What are you searching for?
GIGA Focus Nahost

Syrian Refugees in Jordan: Between Protection and Marginalisation

Number: 3 | 08/2016 | ISSN: 1862-3611


Syrians currently comprise the largest group of refugees worldwide, with the number of people who have fled the country totalling nearly five million. Although hundreds of thousands of Syrian refugees landed in Europe in 2015, the vast majority have remained in the immediate vicinity of their home country in the Middle East. In the main receiving countries, they are in urgent need of conflict-sensitive assistance.

  • Jordan has taken in more Syrian refugees, in relation to the number of its inhabitants, than has Turkey, but far fewer than Lebanon. From a legal point of view, these refugees in Jordan live in an uncertain limbo between temporary protection and structural marginalisation.

  • Within Jordan, the majority of Syrians live in the capital of Amman and in the border towns and communities of the north, while a significantly smaller portion lives in the official refugee camps. In addition, some tens of thousands of refugees are subsisting in makeshift refugee camps without any aid or infrastructure. They are located in the no man’s land between the Jordanian, Syrian, and Iraqi borders.

  • In northern Jordanian cities such as Mafraq, property owners and local entrepreneurs are profiting from the presence of refugees and the influx of international aid money. However, the Syrians and many Jordanians are suffering from the subsequent price increases and the tight labour and housing markets.

  • This situation harbours potential for conflict, since the competitive climate on the ground could deepen prejudices between Jordanians and Syrians. However, apart from a few exceptions, the existing tensions have not escalated into violence so far.

Policy Implications

The ongoing war in Syria is making the return of the refugees in the foreseeable future unlikely. Since European countries, including Germany, are not willing to grant protection to a larger number of Syrian refugees, the host countries in the region are in dire need of a substantial increase in international aid. In this context, the heterogeneous reality of Syrians living in Jordan – be it in cities, villages, or camps – should be given more consideration.



Imprint

The GIGA Focus is an Open Access publication and can be read on the Internet and downloaded free of charge at www.giga-hamburg.de/en/giga-focus. According to the conditions of the Creative-Commons license Attribution-No Derivative Works 3.0 this publication may be freely duplicated, circulated and made accessible to the public. The particular conditions include the correct indication of the initial publication as GIGA Focus and no changes in or abbreviation of texts.

The German Institute for Global and Area Studies (GIGA) – Leibniz-Institut für Globale und Regionale Studien in Hamburg publishes the Focus series on Africa, Asia, Latin America, the Middle East and global issues. The GIGA Focus is edited and published by the GIGA. The views and opinions expressed are solely those of the authors and do not necessarily reflect those of the institute. Authors alone are responsible for the content of their articles. GIGA and the authors cannot be held liable for any errors and omissions, or for any consequences arising from the use of the information provided.

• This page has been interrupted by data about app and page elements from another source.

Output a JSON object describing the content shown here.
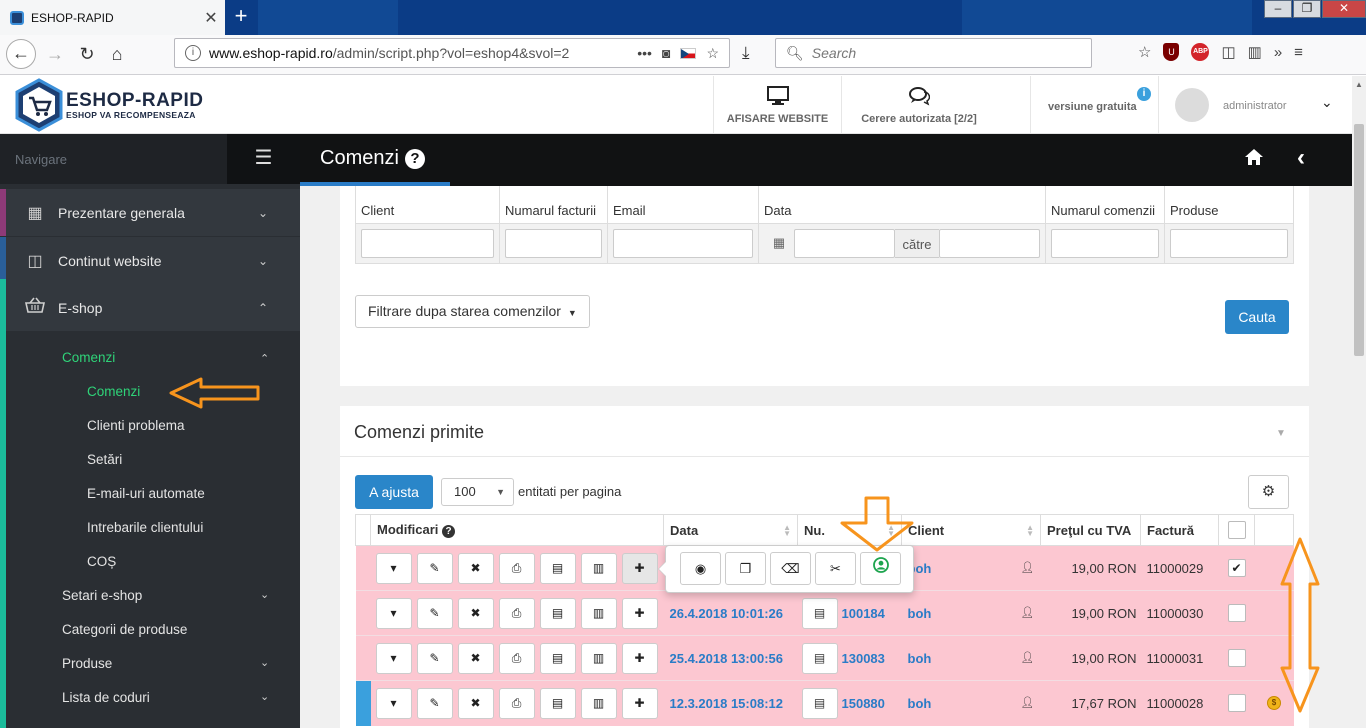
{
  "browser": {
    "tab_title": "ESHOP-RAPID",
    "tab_close": "✕",
    "new_tab": "+",
    "url_host": "www.eshop-rapid.ro",
    "url_path": "/admin/script.php?vol=eshop4&svol=2",
    "url_more": "•••",
    "search_placeholder": "Search",
    "ext_abp": "ABP",
    "ext_ublock": "U"
  },
  "header": {
    "logo_title": "ESHOP-RAPID",
    "logo_subtitle": "ESHOP VA RECOMPENSEAZA",
    "afisare_label": "AFISARE WEBSITE",
    "cerere_label": "Cerere autorizata [2/2]",
    "versiune_label": "versiune gratuita",
    "user_name": "administrator"
  },
  "sidebar": {
    "nav_label": "Navigare",
    "items": [
      {
        "label": "Prezentare generala"
      },
      {
        "label": "Continut website"
      },
      {
        "label": "E-shop"
      }
    ],
    "sub_comenzi": "Comenzi",
    "sub_items": [
      {
        "label": "Comenzi"
      },
      {
        "label": "Clienti problema"
      },
      {
        "label": "Setări"
      },
      {
        "label": "E-mail-uri automate"
      },
      {
        "label": "Intrebarile clientului"
      },
      {
        "label": "COȘ"
      }
    ],
    "more_items": [
      {
        "label": "Setari e-shop"
      },
      {
        "label": "Categorii de produse"
      },
      {
        "label": "Produse"
      },
      {
        "label": "Lista de coduri"
      }
    ]
  },
  "page": {
    "title": "Comenzi",
    "help": "?"
  },
  "filters": {
    "columns": [
      "Client",
      "Numarul facturii",
      "Email",
      "Data",
      "Numarul comenzii",
      "Produse"
    ],
    "date_to": "către",
    "status_filter": "Filtrare dupa starea comenzilor",
    "search_button": "Cauta"
  },
  "orders_panel": {
    "title": "Comenzi primite",
    "adjust_button": "A ajusta",
    "per_page_value": "100",
    "per_page_label": "entitati per pagina",
    "columns": {
      "modificari": "Modificari",
      "data": "Data",
      "nu": "Nu.",
      "client": "Client",
      "pret": "Preţul cu TVA",
      "factura": "Factură"
    },
    "rows": [
      {
        "date": "",
        "number": "",
        "client": "boh",
        "price": "19,00 RON",
        "invoice": "11000029",
        "checked": "✔",
        "coin": ""
      },
      {
        "date": "26.4.2018 10:01:26",
        "number": "100184",
        "client": "boh",
        "price": "19,00 RON",
        "invoice": "11000030",
        "checked": "",
        "coin": ""
      },
      {
        "date": "25.4.2018 13:00:56",
        "number": "130083",
        "client": "boh",
        "price": "19,00 RON",
        "invoice": "11000031",
        "checked": "",
        "coin": ""
      },
      {
        "date": "12.3.2018 15:08:12",
        "number": "150880",
        "client": "boh",
        "price": "17,67 RON",
        "invoice": "11000028",
        "checked": "",
        "coin": "$"
      }
    ]
  },
  "colors": {
    "accent_blue": "#2a86c9",
    "sidebar_bg": "#2a2e33",
    "active_green": "#2fd479",
    "row_pink": "#fcc7d1",
    "annotation_orange": "#f7941d"
  }
}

GIGA Focus

In the various editions of the GIGA Focus, the GIGA publishes its research findings and concise analyses of current events. Four editions cover politics, economics, and society in Africa, Asia, Latin America, and the Middle East, respectively. A transregional edition examines global trends.

Picture of blue lock

Open Access

The concept of "open access" has empowered the GIGA to virtually eliminate the financial, technical, and legal barriers normally faced by many of those seeking to access the institute’s research findings. This publication strategy ensures that people all around the world have equal opportunities to keep up with scholarly advances.

GIGA Online Catalogue

Users can search the IZ’s collections online. These include, for one, the World Affairs Online (WAO) database, which offers more than one million titles on international relations and area studies – 100,000 of which come with links to full texts online. The WAO is one of the largest social science literature databases in Europe. The catalogue is available to users in German and English.